Extracted data entries
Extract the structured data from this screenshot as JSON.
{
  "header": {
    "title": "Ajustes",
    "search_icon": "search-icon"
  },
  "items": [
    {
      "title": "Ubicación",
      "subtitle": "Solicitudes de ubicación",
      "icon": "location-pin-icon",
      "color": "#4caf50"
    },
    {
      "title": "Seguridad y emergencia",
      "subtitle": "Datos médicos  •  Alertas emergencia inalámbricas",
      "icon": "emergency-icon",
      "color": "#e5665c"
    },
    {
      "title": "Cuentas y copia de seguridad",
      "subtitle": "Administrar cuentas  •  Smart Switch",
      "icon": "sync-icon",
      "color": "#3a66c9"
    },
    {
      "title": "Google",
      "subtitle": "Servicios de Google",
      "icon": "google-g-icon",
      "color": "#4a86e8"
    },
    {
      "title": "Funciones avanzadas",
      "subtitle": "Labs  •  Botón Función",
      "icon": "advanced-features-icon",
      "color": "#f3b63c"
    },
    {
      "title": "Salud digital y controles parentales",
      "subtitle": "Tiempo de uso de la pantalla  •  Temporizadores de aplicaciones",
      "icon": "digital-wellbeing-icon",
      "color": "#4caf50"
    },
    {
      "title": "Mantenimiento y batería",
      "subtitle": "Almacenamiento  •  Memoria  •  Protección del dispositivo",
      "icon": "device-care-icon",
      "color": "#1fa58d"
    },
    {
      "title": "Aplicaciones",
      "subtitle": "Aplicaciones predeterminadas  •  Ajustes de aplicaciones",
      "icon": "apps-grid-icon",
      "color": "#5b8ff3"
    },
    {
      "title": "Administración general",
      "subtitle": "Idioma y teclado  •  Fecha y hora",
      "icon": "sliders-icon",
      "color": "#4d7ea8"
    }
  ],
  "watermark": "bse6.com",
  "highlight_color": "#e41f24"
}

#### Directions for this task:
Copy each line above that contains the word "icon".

#### Finished task:
    "search_icon": "search-icon"
      "icon": "location-pin-icon",
      "icon": "emergency-icon",
      "icon": "sync-icon",
      "icon": "google-g-icon",
      "icon": "advanced-features-icon",
      "icon": "digital-wellbeing-icon",
      "icon": "device-care-icon",
      "icon": "apps-grid-icon",
      "icon": "sliders-icon",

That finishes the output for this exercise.